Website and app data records
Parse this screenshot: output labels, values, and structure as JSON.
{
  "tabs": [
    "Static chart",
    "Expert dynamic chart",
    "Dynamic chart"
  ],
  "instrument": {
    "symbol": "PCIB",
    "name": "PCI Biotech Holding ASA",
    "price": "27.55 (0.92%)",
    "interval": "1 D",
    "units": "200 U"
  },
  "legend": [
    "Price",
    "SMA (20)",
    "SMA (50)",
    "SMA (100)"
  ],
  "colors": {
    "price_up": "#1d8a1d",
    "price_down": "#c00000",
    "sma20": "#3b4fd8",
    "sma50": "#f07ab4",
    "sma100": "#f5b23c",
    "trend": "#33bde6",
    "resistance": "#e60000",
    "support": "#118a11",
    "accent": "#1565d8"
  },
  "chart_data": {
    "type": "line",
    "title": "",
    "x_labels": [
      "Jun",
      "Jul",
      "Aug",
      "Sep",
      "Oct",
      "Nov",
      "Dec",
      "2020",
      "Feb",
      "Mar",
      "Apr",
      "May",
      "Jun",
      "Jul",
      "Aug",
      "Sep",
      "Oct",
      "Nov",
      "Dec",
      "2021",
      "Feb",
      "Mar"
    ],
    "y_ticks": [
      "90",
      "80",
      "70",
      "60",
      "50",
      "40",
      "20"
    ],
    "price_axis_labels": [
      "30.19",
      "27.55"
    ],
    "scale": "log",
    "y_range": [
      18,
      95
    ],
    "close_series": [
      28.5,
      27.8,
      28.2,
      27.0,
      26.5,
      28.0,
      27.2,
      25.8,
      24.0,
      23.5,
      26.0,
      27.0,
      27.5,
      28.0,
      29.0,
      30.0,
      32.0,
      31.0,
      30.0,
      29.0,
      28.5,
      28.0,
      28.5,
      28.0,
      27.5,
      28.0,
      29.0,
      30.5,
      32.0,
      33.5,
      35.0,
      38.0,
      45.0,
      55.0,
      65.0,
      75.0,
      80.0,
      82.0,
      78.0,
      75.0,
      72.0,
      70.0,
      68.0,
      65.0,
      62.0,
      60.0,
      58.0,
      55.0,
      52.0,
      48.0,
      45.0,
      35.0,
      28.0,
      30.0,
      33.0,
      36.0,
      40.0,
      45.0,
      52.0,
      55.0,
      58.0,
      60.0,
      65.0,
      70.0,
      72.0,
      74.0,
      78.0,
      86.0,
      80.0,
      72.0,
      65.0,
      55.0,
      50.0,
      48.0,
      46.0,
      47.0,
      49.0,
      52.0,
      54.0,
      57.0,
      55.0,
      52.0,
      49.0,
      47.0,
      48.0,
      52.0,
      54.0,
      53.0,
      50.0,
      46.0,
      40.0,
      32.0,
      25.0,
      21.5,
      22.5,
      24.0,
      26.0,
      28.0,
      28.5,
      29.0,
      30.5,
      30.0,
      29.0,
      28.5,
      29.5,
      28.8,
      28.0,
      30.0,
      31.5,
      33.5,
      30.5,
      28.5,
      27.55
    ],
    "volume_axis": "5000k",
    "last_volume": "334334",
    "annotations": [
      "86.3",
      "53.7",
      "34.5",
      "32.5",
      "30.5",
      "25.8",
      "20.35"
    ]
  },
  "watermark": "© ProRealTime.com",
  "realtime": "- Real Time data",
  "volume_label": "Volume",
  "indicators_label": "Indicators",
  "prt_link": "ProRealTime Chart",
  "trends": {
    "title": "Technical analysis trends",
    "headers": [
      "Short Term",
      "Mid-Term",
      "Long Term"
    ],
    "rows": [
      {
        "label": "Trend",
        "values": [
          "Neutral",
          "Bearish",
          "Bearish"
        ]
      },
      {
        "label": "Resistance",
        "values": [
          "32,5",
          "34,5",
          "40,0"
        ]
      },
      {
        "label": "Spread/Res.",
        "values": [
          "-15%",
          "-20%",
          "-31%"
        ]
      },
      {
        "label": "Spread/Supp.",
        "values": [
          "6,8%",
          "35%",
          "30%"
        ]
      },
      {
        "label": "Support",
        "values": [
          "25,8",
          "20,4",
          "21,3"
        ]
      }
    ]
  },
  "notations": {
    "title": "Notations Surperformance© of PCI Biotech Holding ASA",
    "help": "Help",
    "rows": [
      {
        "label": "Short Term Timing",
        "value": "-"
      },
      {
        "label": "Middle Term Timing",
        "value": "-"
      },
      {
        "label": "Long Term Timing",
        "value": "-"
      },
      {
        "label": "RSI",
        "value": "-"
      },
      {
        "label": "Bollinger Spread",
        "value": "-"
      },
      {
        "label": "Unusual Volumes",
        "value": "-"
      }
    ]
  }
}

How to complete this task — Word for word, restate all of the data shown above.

Reply to the exercise —
Parse this screenshot: output labels, values, and structure as JSON.
{
  "tabs": [
    "Static chart",
    "Expert dynamic chart",
    "Dynamic chart"
  ],
  "instrument": {
    "symbol": "PCIB",
    "name": "PCI Biotech Holding ASA",
    "price": "27.55 (0.92%)",
    "interval": "1 D",
    "units": "200 U"
  },
  "legend": [
    "Price",
    "SMA (20)",
    "SMA (50)",
    "SMA (100)"
  ],
  "colors": {
    "price_up": "#1d8a1d",
    "price_down": "#c00000",
    "sma20": "#3b4fd8",
    "sma50": "#f07ab4",
    "sma100": "#f5b23c",
    "trend": "#33bde6",
    "resistance": "#e60000",
    "support": "#118a11",
    "accent": "#1565d8"
  },
  "chart_data": {
    "type": "line",
    "title": "",
    "x_labels": [
      "Jun",
      "Jul",
      "Aug",
      "Sep",
      "Oct",
      "Nov",
      "Dec",
      "2020",
      "Feb",
      "Mar",
      "Apr",
      "May",
      "Jun",
      "Jul",
      "Aug",
      "Sep",
      "Oct",
      "Nov",
      "Dec",
      "2021",
      "Feb",
      "Mar"
    ],
    "y_ticks": [
      "90",
      "80",
      "70",
      "60",
      "50",
      "40",
      "20"
    ],
    "price_axis_labels": [
      "30.19",
      "27.55"
    ],
    "scale": "log",
    "y_range": [
      18,
      95
    ],
    "close_series": [
      28.5,
      27.8,
      28.2,
      27.0,
      26.5,
      28.0,
      27.2,
      25.8,
      24.0,
      23.5,
      26.0,
      27.0,
      27.5,
      28.0,
      29.0,
      30.0,
      32.0,
      31.0,
      30.0,
      29.0,
      28.5,
      28.0,
      28.5,
      28.0,
      27.5,
      28.0,
      29.0,
      30.5,
      32.0,
      33.5,
      35.0,
      38.0,
      45.0,
      55.0,
      65.0,
      75.0,
      80.0,
      82.0,
      78.0,
      75.0,
      72.0,
      70.0,
      68.0,
      65.0,
      62.0,
      60.0,
      58.0,
      55.0,
      52.0,
      48.0,
      45.0,
      35.0,
      28.0,
      30.0,
      33.0,
      36.0,
      40.0,
      45.0,
      52.0,
      55.0,
      58.0,
      60.0,
      65.0,
      70.0,
      72.0,
      74.0,
      78.0,
      86.0,
      80.0,
      72.0,
      65.0,
      55.0,
      50.0,
      48.0,
      46.0,
      47.0,
      49.0,
      52.0,
      54.0,
      57.0,
      55.0,
      52.0,
      49.0,
      47.0,
      48.0,
      52.0,
      54.0,
      53.0,
      50.0,
      46.0,
      40.0,
      32.0,
      25.0,
      21.5,
      22.5,
      24.0,
      26.0,
      28.0,
      28.5,
      29.0,
      30.5,
      30.0,
      29.0,
      28.5,
      29.5,
      28.8,
      28.0,
      30.0,
      31.5,
      33.5,
      30.5,
      28.5,
      27.55
    ],
    "volume_axis": "5000k",
    "last_volume": "334334",
    "annotations": [
      "86.3",
      "53.7",
      "34.5",
      "32.5",
      "30.5",
      "25.8",
      "20.35"
    ]
  },
  "watermark": "© ProRealTime.com",
  "realtime": "- Real Time data",
  "volume_label": "Volume",
  "indicators_label": "Indicators",
  "prt_link": "ProRealTime Chart",
  "trends": {
    "title": "Technical analysis trends",
    "headers": [
      "Short Term",
      "Mid-Term",
      "Long Term"
    ],
    "rows": [
      {
        "label": "Trend",
        "values": [
          "Neutral",
          "Bearish",
          "Bearish"
        ]
      },
      {
        "label": "Resistance",
        "values": [
          "32,5",
          "34,5",
          "40,0"
        ]
      },
      {
        "label": "Spread/Res.",
        "values": [
          "-15%",
          "-20%",
          "-31%"
        ]
      },
      {
        "label": "Spread/Supp.",
        "values": [
          "6,8%",
          "35%",
          "30%"
        ]
      },
      {
        "label": "Support",
        "values": [
          "25,8",
          "20,4",
          "21,3"
        ]
      }
    ]
  },
  "notations": {
    "title": "Notations Surperformance© of PCI Biotech Holding ASA",
    "help": "Help",
    "rows": [
      {
        "label": "Short Term Timing",
        "value": "-"
      },
      {
        "label": "Middle Term Timing",
        "value": "-"
      },
      {
        "label": "Long Term Timing",
        "value": "-"
      },
      {
        "label": "RSI",
        "value": "-"
      },
      {
        "label": "Bollinger Spread",
        "value": "-"
      },
      {
        "label": "Unusual Volumes",
        "value": "-"
      }
    ]
  }
}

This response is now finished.